*** Records to use ***

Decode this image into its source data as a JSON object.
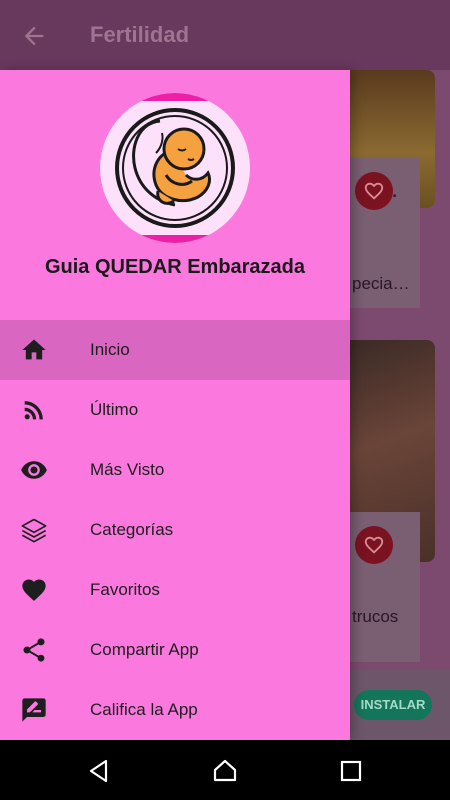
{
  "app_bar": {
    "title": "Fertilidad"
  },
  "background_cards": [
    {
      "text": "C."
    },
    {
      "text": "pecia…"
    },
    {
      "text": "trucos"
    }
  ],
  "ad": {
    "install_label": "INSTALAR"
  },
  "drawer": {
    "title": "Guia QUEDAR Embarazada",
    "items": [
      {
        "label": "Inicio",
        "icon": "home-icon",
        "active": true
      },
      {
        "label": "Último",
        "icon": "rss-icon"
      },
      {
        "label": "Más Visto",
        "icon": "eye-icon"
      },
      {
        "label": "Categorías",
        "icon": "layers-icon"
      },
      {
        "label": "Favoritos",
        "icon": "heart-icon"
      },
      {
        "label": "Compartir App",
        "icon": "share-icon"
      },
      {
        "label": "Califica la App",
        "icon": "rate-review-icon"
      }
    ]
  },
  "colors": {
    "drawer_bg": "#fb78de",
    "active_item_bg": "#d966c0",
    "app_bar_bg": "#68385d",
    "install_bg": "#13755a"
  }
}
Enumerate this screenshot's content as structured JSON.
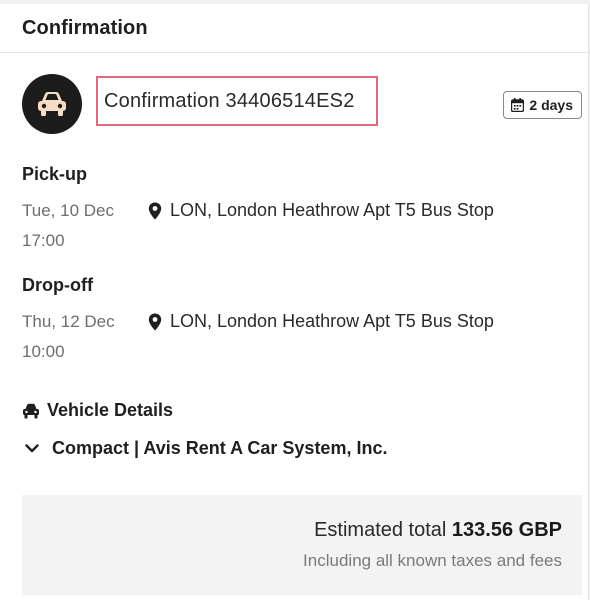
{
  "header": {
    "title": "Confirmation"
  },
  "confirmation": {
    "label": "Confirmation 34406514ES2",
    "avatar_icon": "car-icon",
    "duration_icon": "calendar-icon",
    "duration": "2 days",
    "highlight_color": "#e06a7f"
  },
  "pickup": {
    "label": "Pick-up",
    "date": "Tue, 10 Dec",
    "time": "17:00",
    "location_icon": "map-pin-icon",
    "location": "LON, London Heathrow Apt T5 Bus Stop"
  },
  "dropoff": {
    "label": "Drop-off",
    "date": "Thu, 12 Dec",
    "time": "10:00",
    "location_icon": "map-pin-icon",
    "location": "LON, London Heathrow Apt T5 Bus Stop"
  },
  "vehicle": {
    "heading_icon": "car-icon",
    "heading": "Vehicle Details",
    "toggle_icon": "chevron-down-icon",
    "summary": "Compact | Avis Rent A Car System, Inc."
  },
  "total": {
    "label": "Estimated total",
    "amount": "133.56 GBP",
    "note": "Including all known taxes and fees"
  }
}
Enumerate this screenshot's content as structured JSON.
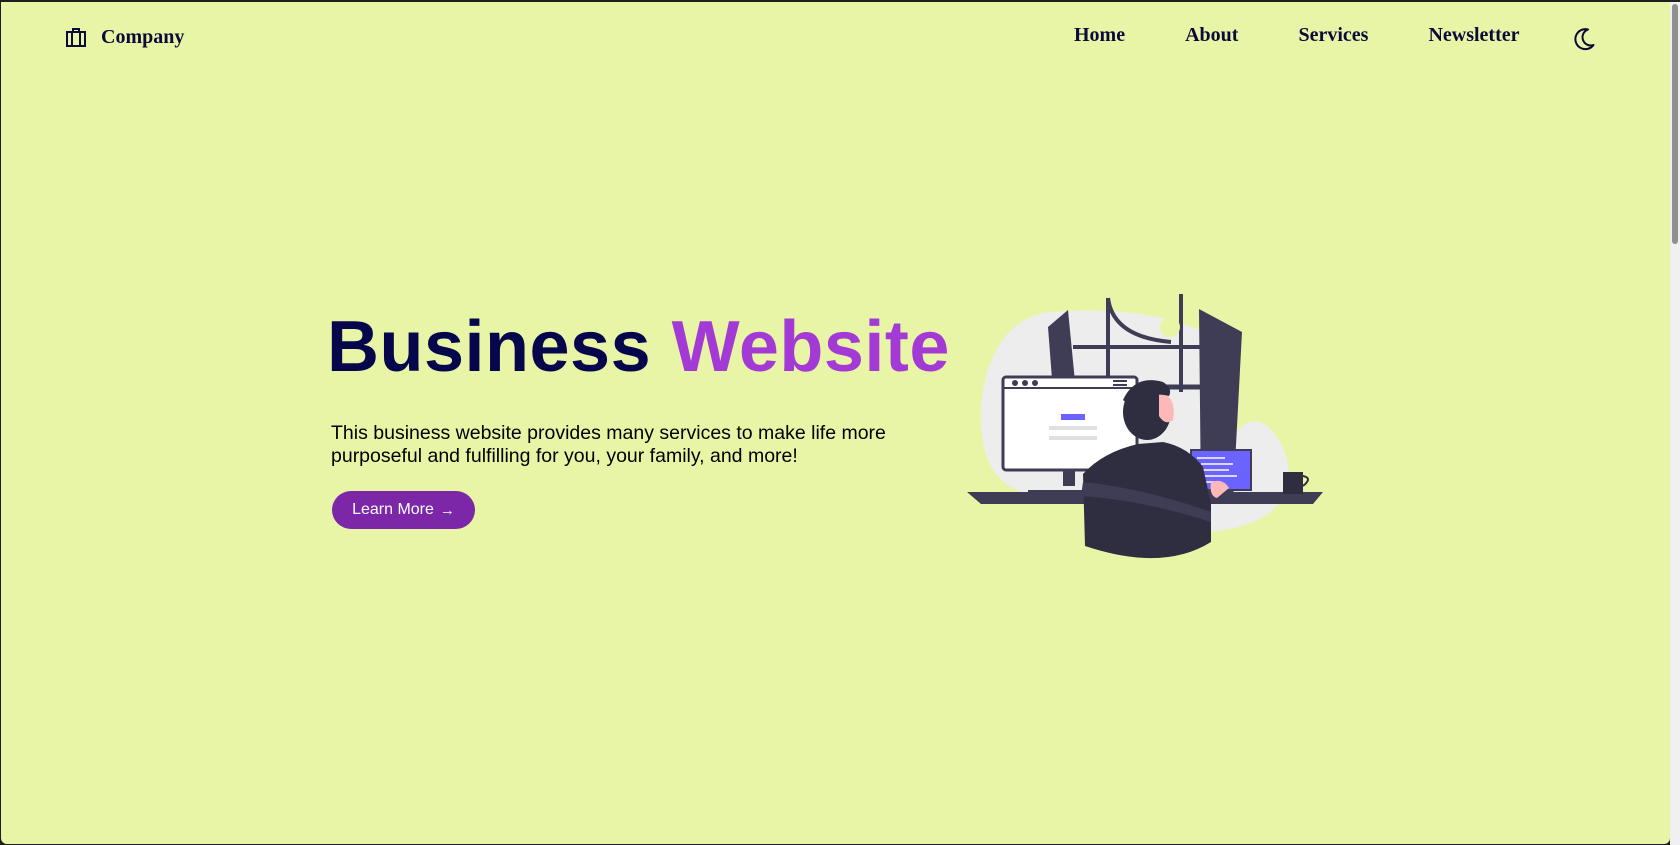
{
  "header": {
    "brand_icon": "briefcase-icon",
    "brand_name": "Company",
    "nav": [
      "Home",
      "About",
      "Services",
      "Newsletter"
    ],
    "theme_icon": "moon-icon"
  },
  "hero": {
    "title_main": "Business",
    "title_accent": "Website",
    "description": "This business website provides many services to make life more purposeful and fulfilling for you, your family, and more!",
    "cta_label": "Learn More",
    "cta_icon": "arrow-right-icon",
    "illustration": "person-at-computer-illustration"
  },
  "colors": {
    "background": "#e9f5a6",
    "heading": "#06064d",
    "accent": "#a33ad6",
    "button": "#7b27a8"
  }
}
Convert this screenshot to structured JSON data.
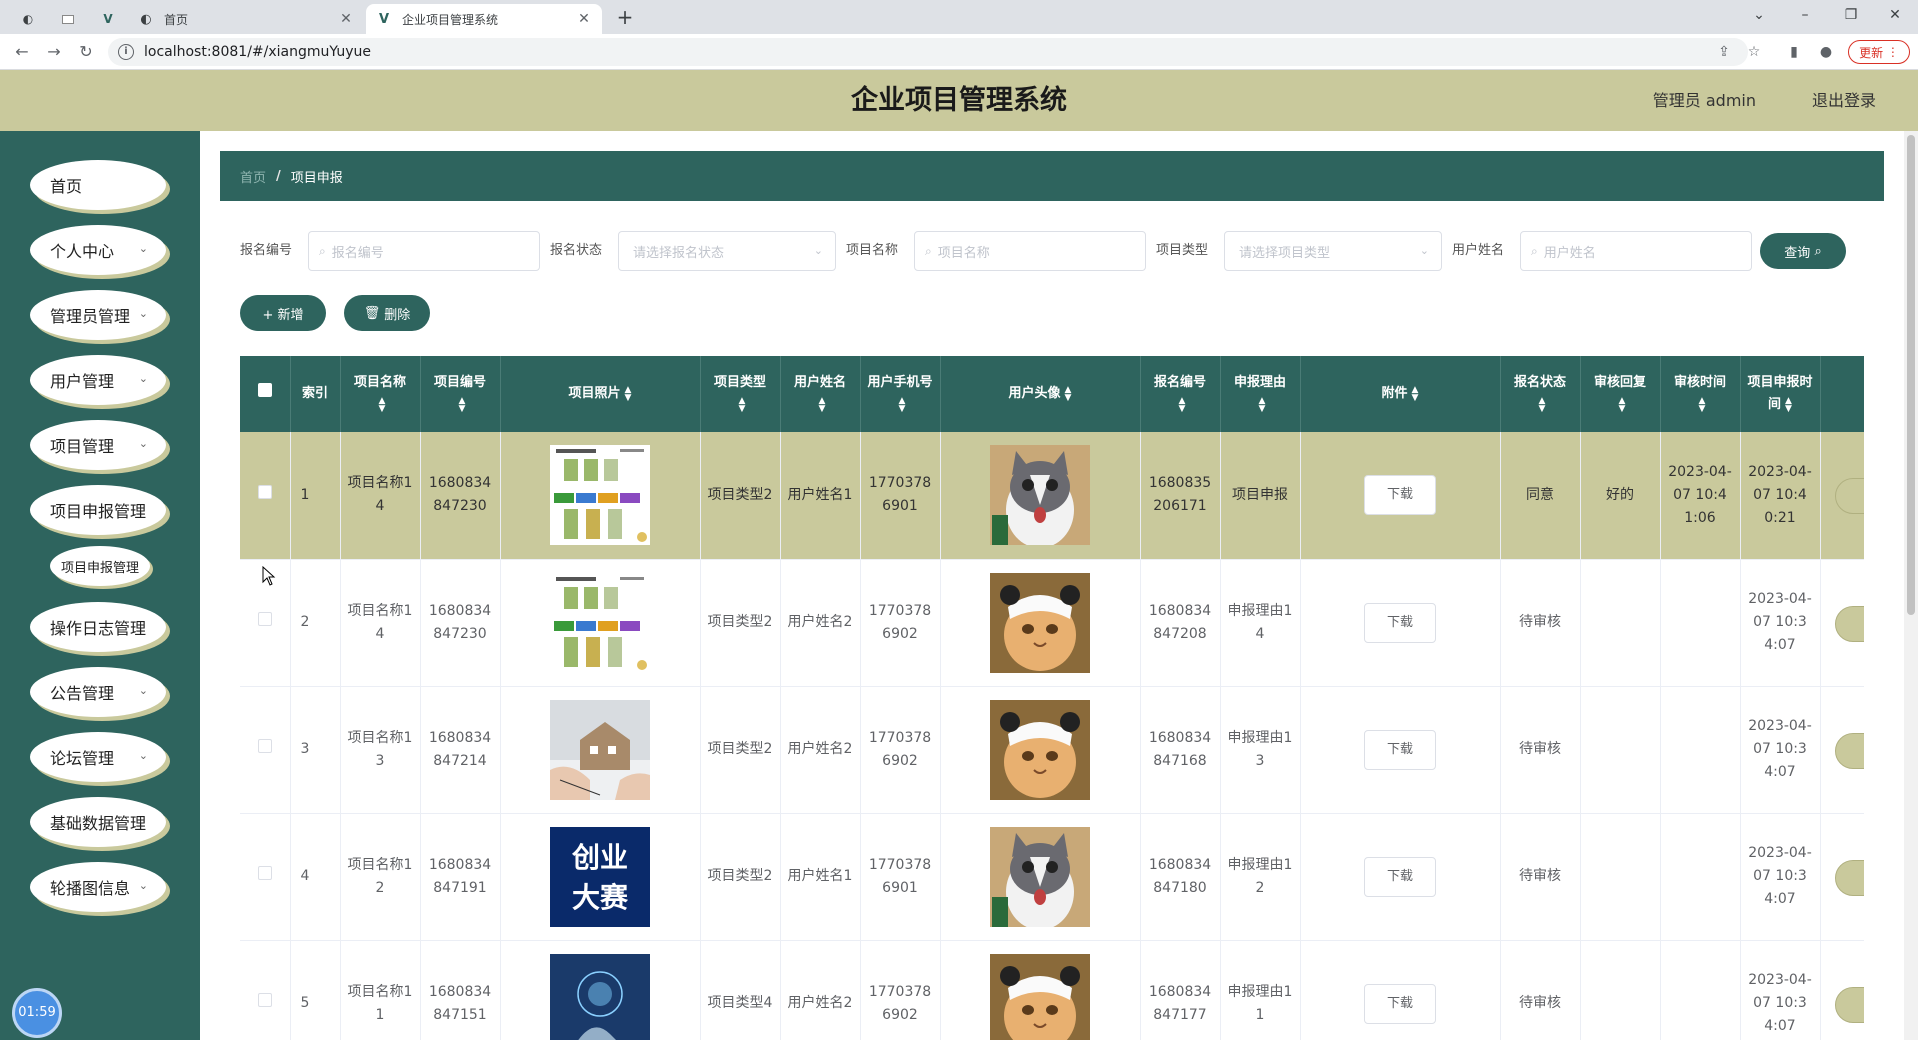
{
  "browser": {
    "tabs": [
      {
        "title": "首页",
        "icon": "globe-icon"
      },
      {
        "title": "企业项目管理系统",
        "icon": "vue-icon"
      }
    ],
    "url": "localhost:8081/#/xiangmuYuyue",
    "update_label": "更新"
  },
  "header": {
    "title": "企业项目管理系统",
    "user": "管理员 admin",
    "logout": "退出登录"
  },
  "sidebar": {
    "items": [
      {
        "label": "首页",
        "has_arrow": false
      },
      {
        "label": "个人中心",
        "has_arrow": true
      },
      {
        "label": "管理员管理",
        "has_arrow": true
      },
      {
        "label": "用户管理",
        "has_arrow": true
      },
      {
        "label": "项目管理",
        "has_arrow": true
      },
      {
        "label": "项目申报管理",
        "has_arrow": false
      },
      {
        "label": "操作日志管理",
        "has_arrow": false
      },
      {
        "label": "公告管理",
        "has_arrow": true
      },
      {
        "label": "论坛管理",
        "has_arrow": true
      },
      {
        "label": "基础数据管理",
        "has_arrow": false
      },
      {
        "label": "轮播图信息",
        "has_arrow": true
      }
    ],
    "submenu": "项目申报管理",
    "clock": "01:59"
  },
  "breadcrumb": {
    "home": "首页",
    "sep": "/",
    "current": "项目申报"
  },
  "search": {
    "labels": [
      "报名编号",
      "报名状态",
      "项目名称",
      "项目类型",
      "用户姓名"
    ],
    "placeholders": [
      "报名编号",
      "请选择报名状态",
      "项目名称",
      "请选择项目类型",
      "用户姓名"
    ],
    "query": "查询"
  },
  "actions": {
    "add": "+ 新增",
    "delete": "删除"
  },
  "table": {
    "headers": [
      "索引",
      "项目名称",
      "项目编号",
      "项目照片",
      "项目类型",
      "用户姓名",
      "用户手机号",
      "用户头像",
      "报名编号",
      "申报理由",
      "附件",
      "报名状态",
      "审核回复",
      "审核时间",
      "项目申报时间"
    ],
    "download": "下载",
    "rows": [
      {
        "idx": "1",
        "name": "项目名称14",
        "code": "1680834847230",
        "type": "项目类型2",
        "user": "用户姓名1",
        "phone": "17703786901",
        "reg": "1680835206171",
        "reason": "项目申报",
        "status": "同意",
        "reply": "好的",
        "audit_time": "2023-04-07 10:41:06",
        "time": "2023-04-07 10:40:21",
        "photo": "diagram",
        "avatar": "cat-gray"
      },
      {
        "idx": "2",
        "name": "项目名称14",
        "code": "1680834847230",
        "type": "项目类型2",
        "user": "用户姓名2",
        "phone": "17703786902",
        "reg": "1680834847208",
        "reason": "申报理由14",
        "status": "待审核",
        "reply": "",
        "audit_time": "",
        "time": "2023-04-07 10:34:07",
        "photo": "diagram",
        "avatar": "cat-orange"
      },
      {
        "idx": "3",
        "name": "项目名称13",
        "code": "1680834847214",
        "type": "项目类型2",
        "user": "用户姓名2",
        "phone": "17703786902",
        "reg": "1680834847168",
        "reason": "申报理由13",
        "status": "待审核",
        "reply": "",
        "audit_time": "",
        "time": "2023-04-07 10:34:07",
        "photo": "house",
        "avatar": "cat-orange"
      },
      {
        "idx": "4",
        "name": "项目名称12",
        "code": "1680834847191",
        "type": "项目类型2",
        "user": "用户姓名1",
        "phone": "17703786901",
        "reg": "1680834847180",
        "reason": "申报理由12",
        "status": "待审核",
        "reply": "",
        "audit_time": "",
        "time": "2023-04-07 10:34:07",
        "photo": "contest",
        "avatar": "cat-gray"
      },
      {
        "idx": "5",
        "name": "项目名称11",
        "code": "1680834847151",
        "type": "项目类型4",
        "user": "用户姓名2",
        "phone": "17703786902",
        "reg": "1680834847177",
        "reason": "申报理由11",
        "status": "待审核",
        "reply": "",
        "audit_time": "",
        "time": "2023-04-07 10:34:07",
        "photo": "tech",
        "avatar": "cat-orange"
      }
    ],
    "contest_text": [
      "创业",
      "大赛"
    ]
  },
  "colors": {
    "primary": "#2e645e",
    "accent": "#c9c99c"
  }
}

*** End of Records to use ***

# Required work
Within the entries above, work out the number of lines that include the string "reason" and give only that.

# Answer section
5